The Training and Labor Transfer Action Plan cited above establishes strict administrative procedures, and mandates the establishment of dedicated work groups as well as the involvement of top leadership cadres, to “ensure that the target tasks are completed on schedule”. Each administrative level is to pass on the “pressure [to achieve the targets] to the next [lower] level.” Local government units are to “establish a task progress list [and] those who lag behind their work schedule… are to be reported and to be held accountable according to regulations.” The version adopted by the region governed under Shannan City is even more draconian: training and labor transfer achievements are directly weighed in cadres’ annual assessment scores, complemented by a system of “strict rewards and punishments.” Specific threats of “strict rewards and punishments” in relation to achieving labor training and transfer targets are also found elsewhere, such as in official reports from the region governed under Ngari City, which mandate “weekly, monthly and quarterly” reporting mechanisms (TAR Government, December 18, 2018).
As with the Uyghurs in Xinjiang, overcoming Tibetans’ resistance to labor transfer is an integral part of the entire mechanism. Documents state that the “strict military-style management” of the vocational training process causes the “masses to comply with discipline,” “continuously strengthens their patriotic awareness,” and reforms their “backward thinking.” This may also involve the presence of local cadres to “make the training discipline stricter.”
Because the military-style vocational training process produces discipline and transforms “backward employment views,” it is said to “promote labor transfer.” Rural laborers are to be transformed from “[being] unwilling to move” to becoming willing to participate, a process that requires “diluting the negative influence of religion,” which is said to induce passivity (TAR Commerce Department, June 10). The poverty alleviation and training process is therefore coupled with an all-out propaganda effort that aims to use “thought education” to “educate and guide the unemployed to change their closed, conservative and traditional employment mindset” (Tibet’s Chamdo, July 8, 2016). One document notes that the poverty alleviation and labor transfer process is part of an effort to “stop raising up lazy people” (TAR Government, December 18, 2018).

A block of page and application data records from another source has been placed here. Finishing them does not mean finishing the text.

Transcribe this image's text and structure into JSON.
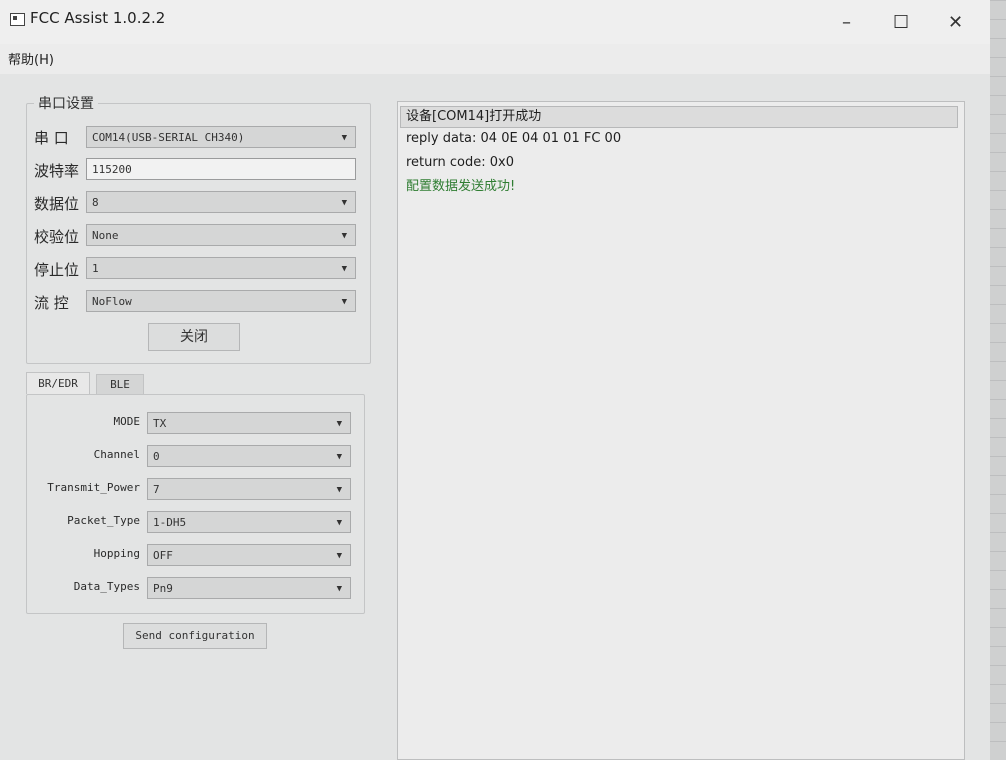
{
  "window": {
    "title": "FCC Assist 1.0.2.2",
    "min": "–",
    "max": "☐",
    "close": "✕"
  },
  "menu": {
    "help": "帮助(H)"
  },
  "serial": {
    "group_title": "串口设置",
    "port_label": "串  口",
    "port_value": "COM14(USB-SERIAL CH340)",
    "baud_label": "波特率",
    "baud_value": "115200",
    "databits_label": "数据位",
    "databits_value": "8",
    "parity_label": "校验位",
    "parity_value": "None",
    "stopbits_label": "停止位",
    "stopbits_value": "1",
    "flow_label": "流  控",
    "flow_value": "NoFlow",
    "close_button": "关闭"
  },
  "tabs": [
    {
      "label": "BR/EDR",
      "active": true
    },
    {
      "label": "BLE",
      "active": false
    }
  ],
  "params": [
    {
      "label": "MODE",
      "value": "TX"
    },
    {
      "label": "Channel",
      "value": "0"
    },
    {
      "label": "Transmit_Power",
      "value": "7"
    },
    {
      "label": "Packet_Type",
      "value": "1-DH5"
    },
    {
      "label": "Hopping",
      "value": "OFF"
    },
    {
      "label": "Data_Types",
      "value": "Pn9"
    }
  ],
  "send_button": "Send configuration",
  "log": {
    "lines": [
      "设备[COM14]打开成功",
      "reply data: 04 0E 04 01 01 FC 00",
      "return code: 0x0",
      "配置数据发送成功!"
    ],
    "success_color": "#2f7d32"
  },
  "icons": {
    "dropdown": "▼"
  }
}
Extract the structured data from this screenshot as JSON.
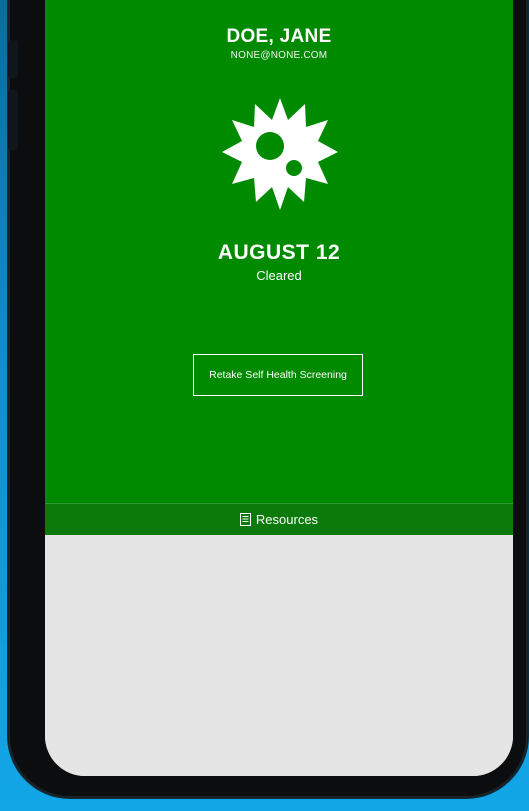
{
  "user": {
    "name": "DOE, JANE",
    "email": "NONE@NONE.COM"
  },
  "status": {
    "date": "AUGUST 12",
    "label": "Cleared",
    "icon": "virus-icon",
    "color": "#008a00"
  },
  "actions": {
    "retake_label": "Retake Self Health Screening"
  },
  "footer": {
    "resources_label": "Resources",
    "resources_icon": "document-icon"
  }
}
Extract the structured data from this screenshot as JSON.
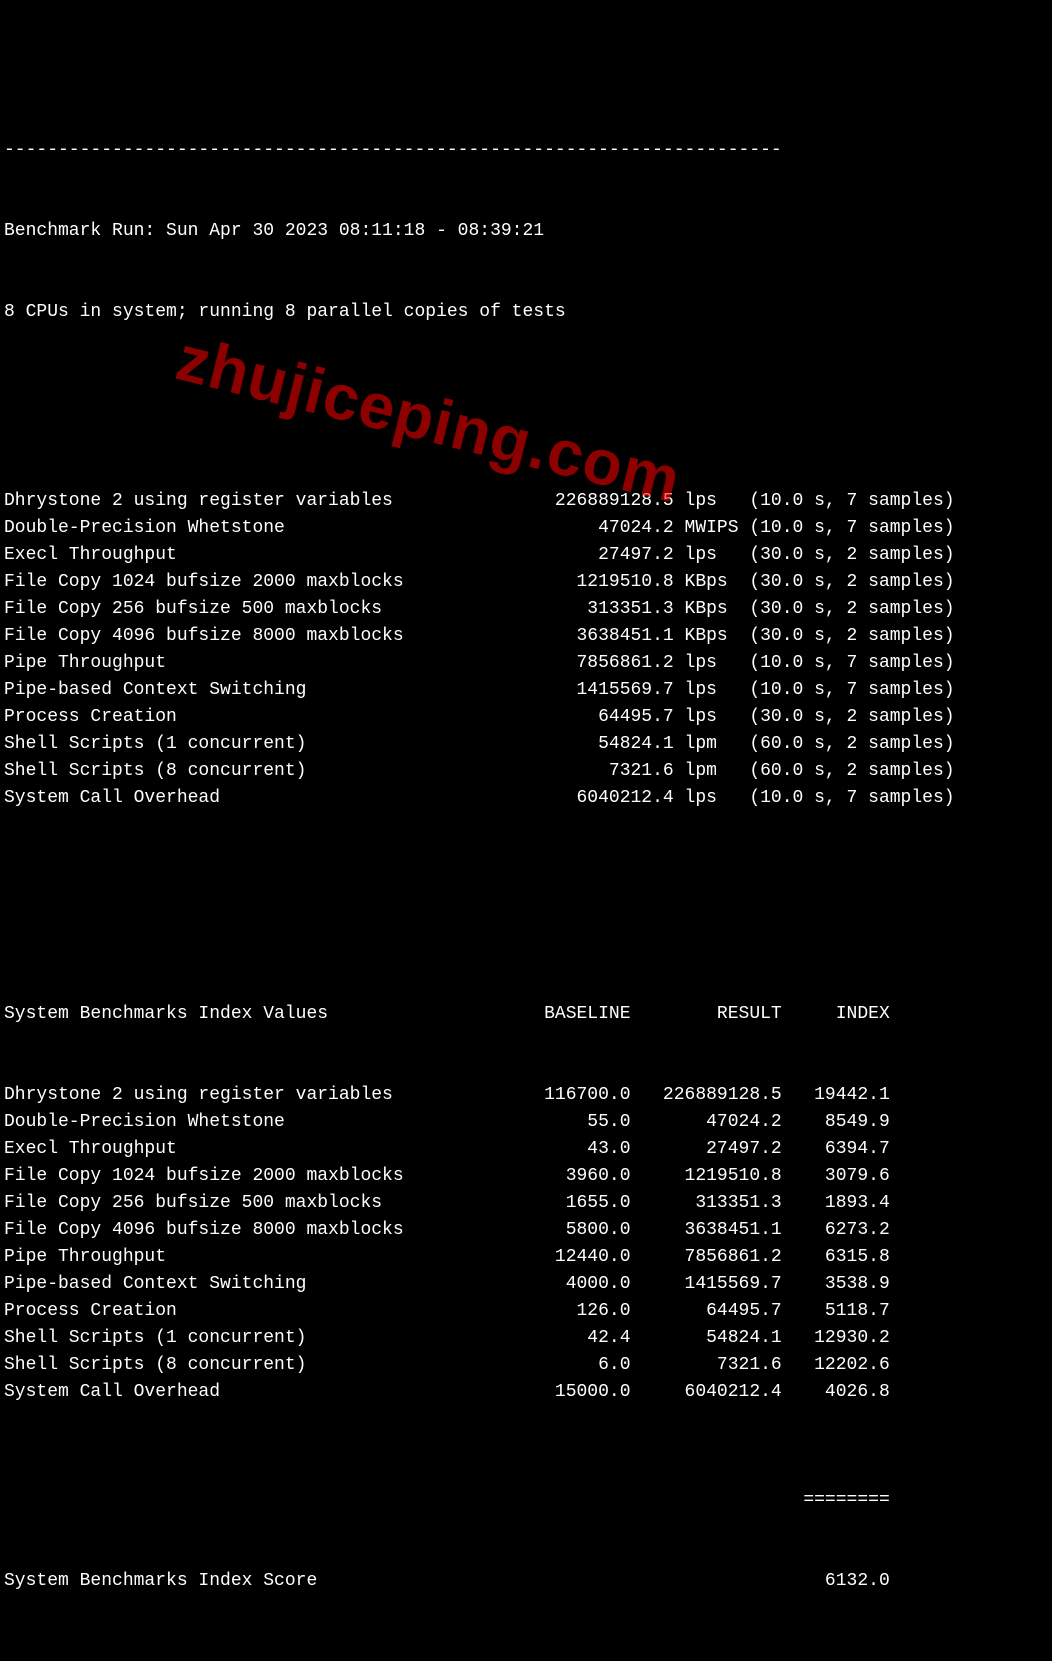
{
  "watermark": "zhujiceping.com",
  "header": {
    "dashes": "------------------------------------------------------------------------",
    "run_line": "Benchmark Run: Sun Apr 30 2023 08:11:18 - 08:39:21",
    "cpu_line": "8 CPUs in system; running 8 parallel copies of tests"
  },
  "results": [
    {
      "name": "Dhrystone 2 using register variables",
      "value": "226889128.5",
      "unit": "lps",
      "dur": "10.0",
      "samples": "7"
    },
    {
      "name": "Double-Precision Whetstone",
      "value": "47024.2",
      "unit": "MWIPS",
      "dur": "10.0",
      "samples": "7"
    },
    {
      "name": "Execl Throughput",
      "value": "27497.2",
      "unit": "lps",
      "dur": "30.0",
      "samples": "2"
    },
    {
      "name": "File Copy 1024 bufsize 2000 maxblocks",
      "value": "1219510.8",
      "unit": "KBps",
      "dur": "30.0",
      "samples": "2"
    },
    {
      "name": "File Copy 256 bufsize 500 maxblocks",
      "value": "313351.3",
      "unit": "KBps",
      "dur": "30.0",
      "samples": "2"
    },
    {
      "name": "File Copy 4096 bufsize 8000 maxblocks",
      "value": "3638451.1",
      "unit": "KBps",
      "dur": "30.0",
      "samples": "2"
    },
    {
      "name": "Pipe Throughput",
      "value": "7856861.2",
      "unit": "lps",
      "dur": "10.0",
      "samples": "7"
    },
    {
      "name": "Pipe-based Context Switching",
      "value": "1415569.7",
      "unit": "lps",
      "dur": "10.0",
      "samples": "7"
    },
    {
      "name": "Process Creation",
      "value": "64495.7",
      "unit": "lps",
      "dur": "30.0",
      "samples": "2"
    },
    {
      "name": "Shell Scripts (1 concurrent)",
      "value": "54824.1",
      "unit": "lpm",
      "dur": "60.0",
      "samples": "2"
    },
    {
      "name": "Shell Scripts (8 concurrent)",
      "value": "7321.6",
      "unit": "lpm",
      "dur": "60.0",
      "samples": "2"
    },
    {
      "name": "System Call Overhead",
      "value": "6040212.4",
      "unit": "lps",
      "dur": "10.0",
      "samples": "7"
    }
  ],
  "index_header": {
    "title": "System Benchmarks Index Values",
    "col_baseline": "BASELINE",
    "col_result": "RESULT",
    "col_index": "INDEX"
  },
  "index_rows": [
    {
      "name": "Dhrystone 2 using register variables",
      "baseline": "116700.0",
      "result": "226889128.5",
      "index": "19442.1"
    },
    {
      "name": "Double-Precision Whetstone",
      "baseline": "55.0",
      "result": "47024.2",
      "index": "8549.9"
    },
    {
      "name": "Execl Throughput",
      "baseline": "43.0",
      "result": "27497.2",
      "index": "6394.7"
    },
    {
      "name": "File Copy 1024 bufsize 2000 maxblocks",
      "baseline": "3960.0",
      "result": "1219510.8",
      "index": "3079.6"
    },
    {
      "name": "File Copy 256 bufsize 500 maxblocks",
      "baseline": "1655.0",
      "result": "313351.3",
      "index": "1893.4"
    },
    {
      "name": "File Copy 4096 bufsize 8000 maxblocks",
      "baseline": "5800.0",
      "result": "3638451.1",
      "index": "6273.2"
    },
    {
      "name": "Pipe Throughput",
      "baseline": "12440.0",
      "result": "7856861.2",
      "index": "6315.8"
    },
    {
      "name": "Pipe-based Context Switching",
      "baseline": "4000.0",
      "result": "1415569.7",
      "index": "3538.9"
    },
    {
      "name": "Process Creation",
      "baseline": "126.0",
      "result": "64495.7",
      "index": "5118.7"
    },
    {
      "name": "Shell Scripts (1 concurrent)",
      "baseline": "42.4",
      "result": "54824.1",
      "index": "12930.2"
    },
    {
      "name": "Shell Scripts (8 concurrent)",
      "baseline": "6.0",
      "result": "7321.6",
      "index": "12202.6"
    },
    {
      "name": "System Call Overhead",
      "baseline": "15000.0",
      "result": "6040212.4",
      "index": "4026.8"
    }
  ],
  "score": {
    "separator": "========",
    "label": "System Benchmarks Index Score",
    "value": "6132.0"
  }
}
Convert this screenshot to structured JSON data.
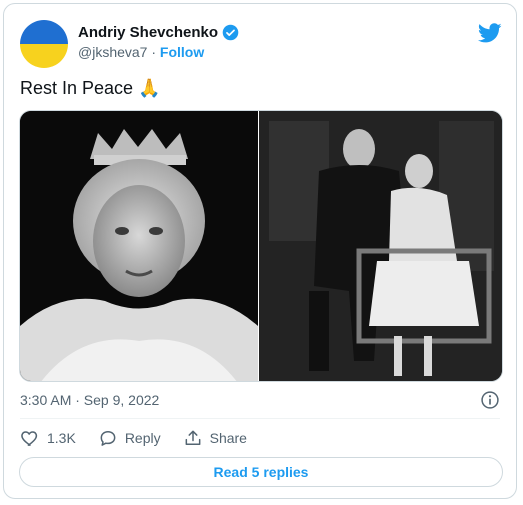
{
  "user": {
    "name": "Andriy Shevchenko",
    "handle": "@jksheva7",
    "separator": "·",
    "follow_label": "Follow"
  },
  "tweet": {
    "text": "Rest In Peace 🙏",
    "timestamp": "3:30 AM · Sep 9, 2022"
  },
  "actions": {
    "like_count": "1.3K",
    "reply_label": "Reply",
    "share_label": "Share"
  },
  "read_replies_label": "Read 5 replies",
  "colors": {
    "accent": "#1d9bf0",
    "flag_blue": "#1f6fd1",
    "flag_yellow": "#f7d21e"
  },
  "icons": [
    "verified-badge-icon",
    "twitter-bird-icon",
    "info-icon",
    "heart-icon",
    "reply-icon",
    "share-icon"
  ]
}
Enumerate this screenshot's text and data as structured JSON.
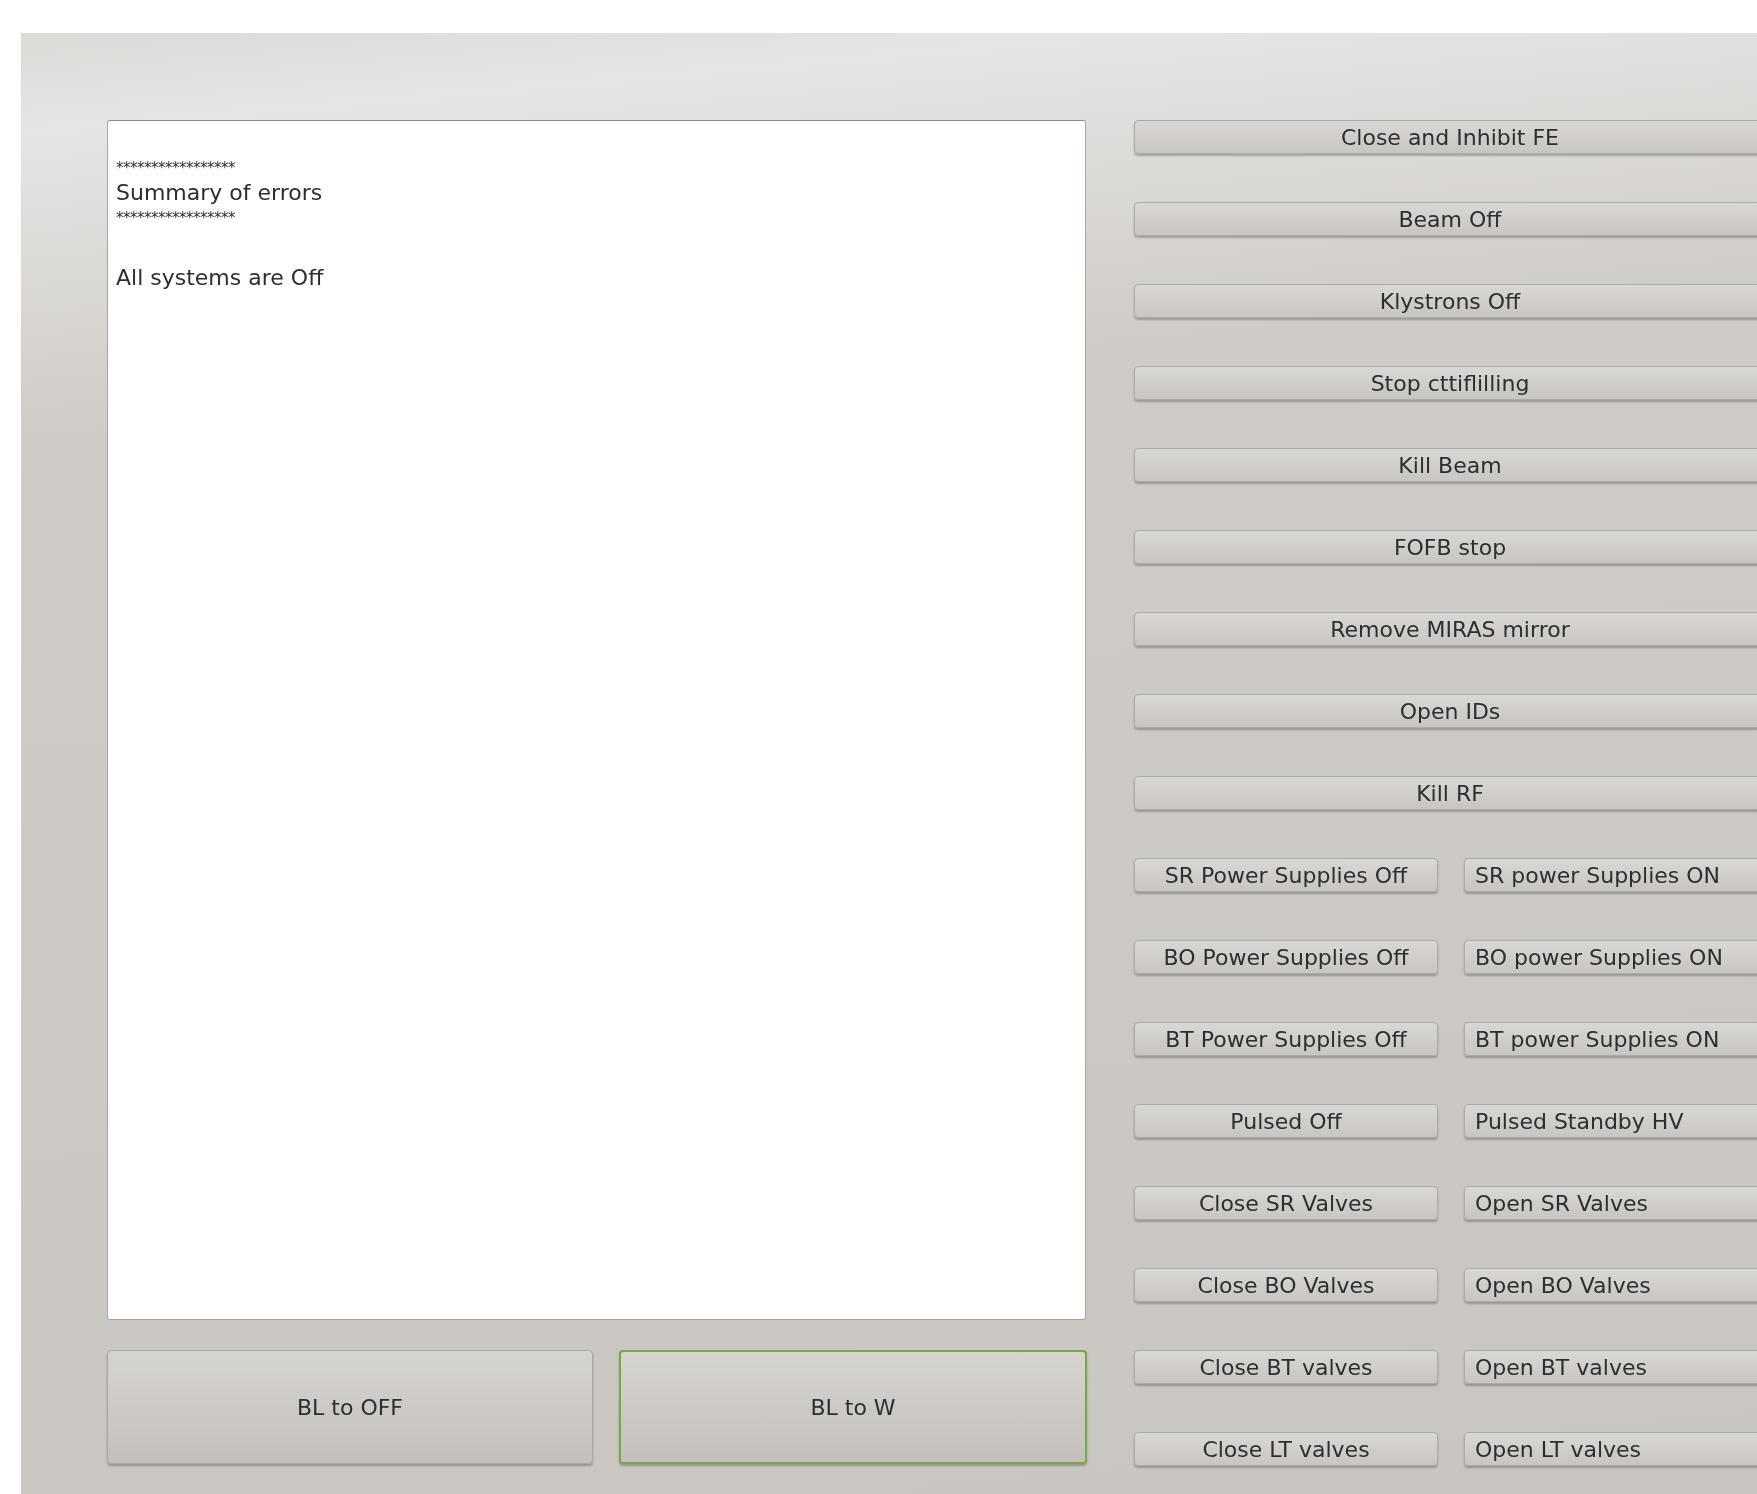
{
  "log": {
    "lines": [
      {
        "kind": "rule",
        "text": "*****************"
      },
      {
        "kind": "heading",
        "text": "Summary of errors"
      },
      {
        "kind": "rule",
        "text": "*****************"
      },
      {
        "kind": "message",
        "text": "All systems are Off"
      }
    ]
  },
  "actions": [
    {
      "buttons": [
        "Close and Inhibit FE"
      ]
    },
    {
      "buttons": [
        "Beam Off"
      ]
    },
    {
      "buttons": [
        "Klystrons Off"
      ]
    },
    {
      "buttons": [
        "Stop cttiflilling"
      ]
    },
    {
      "buttons": [
        "Kill Beam"
      ]
    },
    {
      "buttons": [
        "FOFB stop"
      ]
    },
    {
      "buttons": [
        "Remove MIRAS mirror"
      ]
    },
    {
      "buttons": [
        "Open IDs"
      ]
    },
    {
      "buttons": [
        "Kill RF"
      ]
    },
    {
      "buttons": [
        "SR Power Supplies Off",
        "SR power Supplies ON"
      ]
    },
    {
      "buttons": [
        "BO Power Supplies Off",
        "BO power Supplies ON"
      ]
    },
    {
      "buttons": [
        "BT Power Supplies Off",
        "BT power Supplies ON"
      ]
    },
    {
      "buttons": [
        "Pulsed Off",
        "Pulsed Standby HV"
      ]
    },
    {
      "buttons": [
        "Close SR Valves",
        "Open SR Valves"
      ]
    },
    {
      "buttons": [
        "Close BO Valves",
        "Open BO Valves"
      ]
    },
    {
      "buttons": [
        "Close BT valves",
        "Open BT valves"
      ]
    },
    {
      "buttons": [
        "Close LT valves",
        "Open LT valves"
      ]
    }
  ],
  "bottom_buttons": [
    {
      "label": "BL to OFF",
      "focused": false
    },
    {
      "label": "BL to W",
      "focused": true
    }
  ]
}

A 2018 account from Chamdo of post-training follow-up shows the tight procedures employed by the authorities:
Strictly follow up and ask for effectiveness. Before the end of each training course, trainees are required to fill in the “Employment Willingness Questionnaire.” Establish a database…to grasp the employment…status of trainees after the training. For those who cannot be employed in time after training, follow up and visit regularly, and actively recommend employment….
These “strict” follow-up procedures are increasingly unnecessary, because the mandated “order-oriented” process means that locals are matched with future jobs prior to the training.